During the game, one of the announcers commented that OSU should go back to the diamond formation because it has not been stopped.
Against West Virginia
This is the infamous "check to the fade" audible that Walsh called. Notice the same formation but the opposite side of the field as the play against Mississippi State. My question here would be how many options running the ball there must be out of this set, not to mention the play action roll out pass. Walsh definitely sees the overloaded ends on both sides, but based on the DB lined up just inside the DE on the right, why not check to an inside handoff or QB sweep going left where you have the blocking advantage, and features the best part of your offensive line?
-was used 7 times (was in the formation an eighth time after the "fade" route, but motioned out of it. The announcer commented that he couldn't believe they shifted. Also couldn't believe they checked to the fade on the previous play)
-7 plays for 66 yds (9.4 yds/play)
-4 rushes for 11 yds
-2-3 passing for 55 yds and 1 TD
Against Kansas State
Here is a different alignment for the diamond, where the line doesn't go heavy to one side. This resulted in a handoff to Smith over left tackle for 6 yards.
-was used 6 times (5 times in the first half, only 1 in the second half, and that was in a goal line situation)
-6 plays for 56 yards (9.3 yds/play)
-5 rushes for 13 yards and 1 TD
-1-1 passing for 43 yds (flea flicker)
Announcer commented that he didn't understand why OSU didn't utilize the formation more often.
-used 28 times
-26 plays for 234 yds (9 yds/play)
-18 rushes for 122 yds (6.8 yds/play) and 2 TD's
-4-8 passing for 112 yds (14 yds/a...28 yds/c) and 1 TD
The Cowboys have gone "exclusive" diamond only once, and that was the flea flicker drive in the first half against Kansas State.
When OSU has gone to the formation 3 or more plays in a row, it has not been stopped and has resulted in 3 TD's.
Seems pretty clear to me. I'll admit that OSU did just fine on the last drive against KState without it, but this just confirms for me my confusion as to why this formation isn't utilized more often during regular game situations. Announcers have stated almost every time they see it that it forces the defense to declare their coverage, usually man-to-man, yet it has been trotted out less and less each of these games. I also understand that it's about personnel, but the Cowboys have some large, physical wide receivers that could work out of this formation if you wanted to line them up in the backfield.
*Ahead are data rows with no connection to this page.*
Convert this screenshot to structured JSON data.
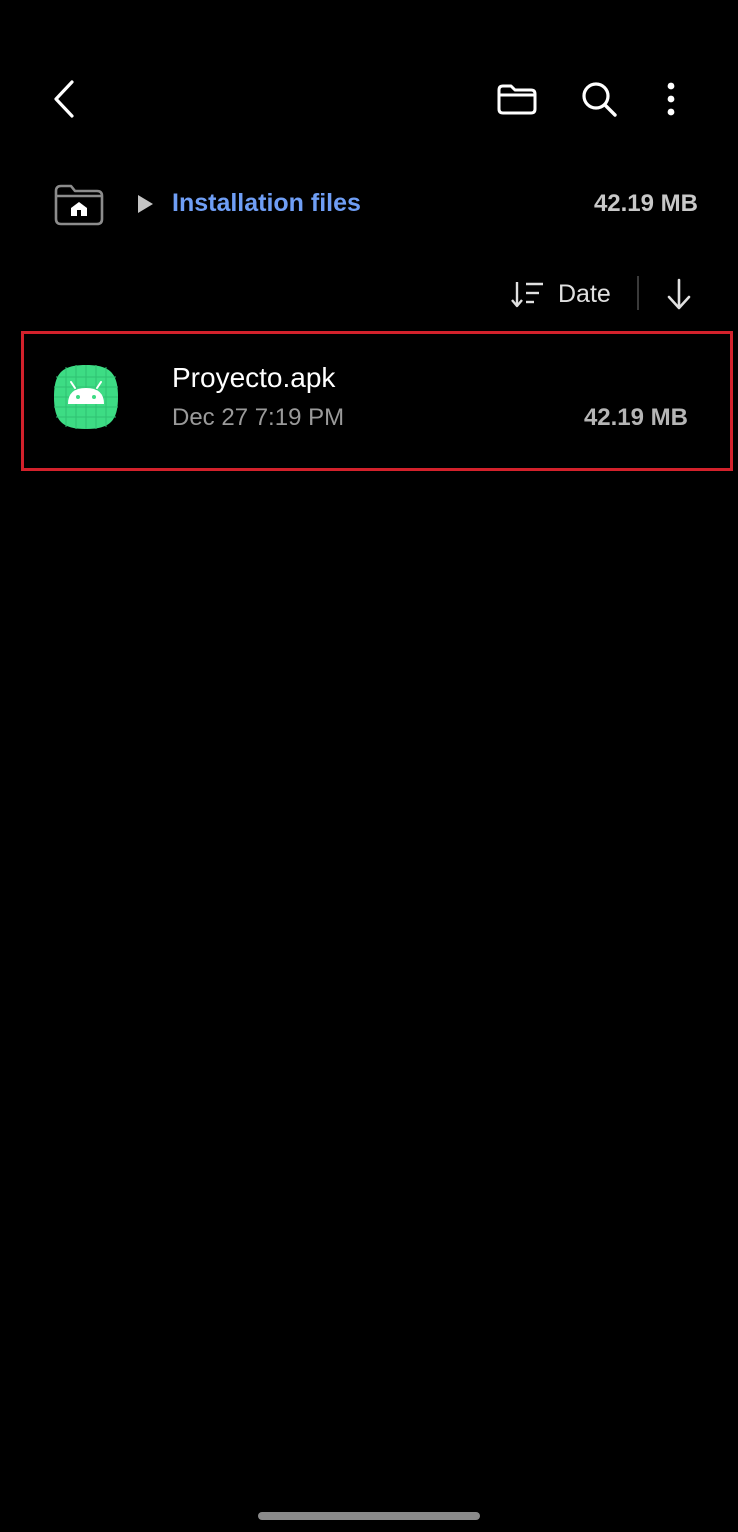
{
  "toolbar": {
    "back_icon": "back-chevron-icon",
    "folder_icon": "folder-icon",
    "search_icon": "search-icon",
    "more_icon": "more-vertical-icon"
  },
  "breadcrumb": {
    "home_icon": "home-folder-icon",
    "separator_icon": "play-triangle-icon",
    "current_folder": "Installation files",
    "storage_size": "42.19 MB",
    "accent_color": "#6f9ef5"
  },
  "sort": {
    "sort_icon": "sort-list-icon",
    "label": "Date",
    "direction_icon": "arrow-down-icon"
  },
  "files": [
    {
      "icon": "android-apk-icon",
      "name": "Proyecto.apk",
      "date": "Dec 27 7:19 PM",
      "size": "42.19 MB",
      "highlight_color": "#d3212b"
    }
  ]
}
I'm going to leave it at that. It's up to you guys to tell me if I'm off the reservation with this.
But I have to say I would be a lot more comfortable if Yurich would talk about diamonds more than my wife.